## PROVIDED DATA:
--
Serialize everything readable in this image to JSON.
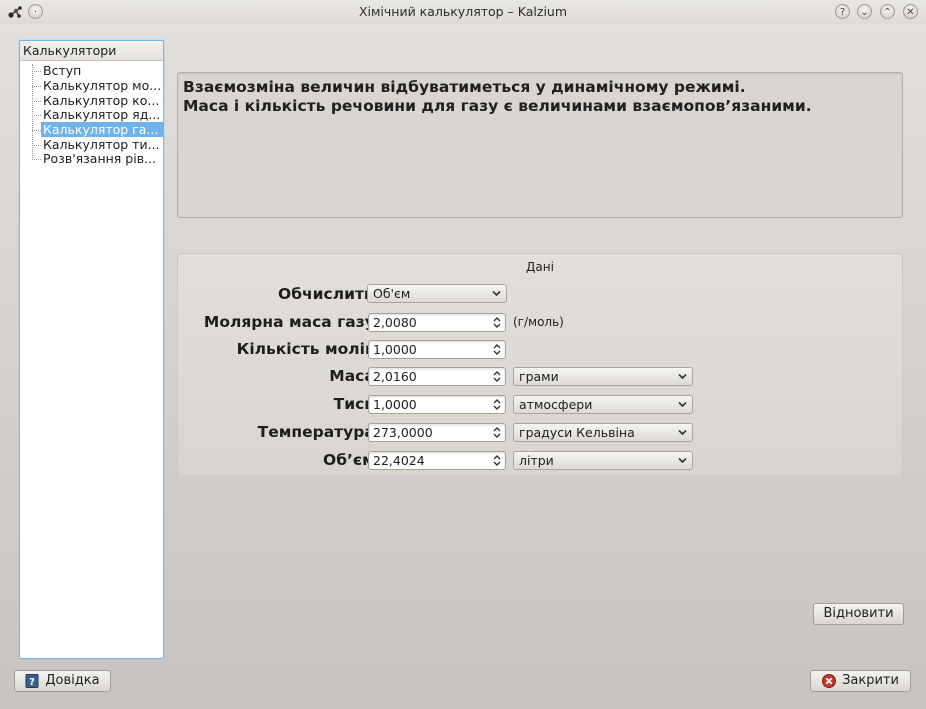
{
  "window": {
    "title": "Хімічний калькулятор – Kalzium",
    "controls": {
      "help": "?",
      "minimize": "⌄",
      "maximize": "⌃",
      "close": "✕",
      "pin": "·"
    }
  },
  "nav": {
    "header": "Калькулятори",
    "items": [
      {
        "label": "Вступ",
        "selected": false
      },
      {
        "label": "Калькулятор мо...",
        "selected": false
      },
      {
        "label": "Калькулятор ко...",
        "selected": false
      },
      {
        "label": "Калькулятор яд...",
        "selected": false
      },
      {
        "label": "Калькулятор га...",
        "selected": true
      },
      {
        "label": "Калькулятор ти...",
        "selected": false
      },
      {
        "label": "Розв'язання рів...",
        "selected": false
      }
    ]
  },
  "info": {
    "line1": "Взаємозміна величин відбуватиметься у динамічному режимі.",
    "line2": "Маса і кількість речовини для газу є величинами взаємопов’язаними."
  },
  "group": {
    "title": "Дані",
    "calculate": {
      "label": "Обчислити:",
      "value": "Об'єм"
    },
    "molar_mass": {
      "label": "Молярна маса газу:",
      "value": "2,0080",
      "unit": "(г/моль)"
    },
    "moles": {
      "label": "Кількість молів:",
      "value": "1,0000"
    },
    "mass": {
      "label": "Маса:",
      "value": "2,0160",
      "unit": "грами"
    },
    "pressure": {
      "label": "Тиск:",
      "value": "1,0000",
      "unit": "атмосфери"
    },
    "temperature": {
      "label": "Температура:",
      "value": "273,0000",
      "unit": "градуси Кельвіна"
    },
    "volume": {
      "label": "Об’єм:",
      "value": "22,4024",
      "unit": "літри"
    }
  },
  "buttons": {
    "reset": "Відновити",
    "help": "Довідка",
    "close": "Закрити"
  },
  "colors": {
    "selection": "#6eb4ea",
    "focus_border": "#72b5e9",
    "close_icon": "#c0392b"
  }
}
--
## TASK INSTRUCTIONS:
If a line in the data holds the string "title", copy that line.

## RESPONSE TO THIS EXERCISE:
    "title": "Хімічний калькулятор – Kalzium",
    "title": "Дані",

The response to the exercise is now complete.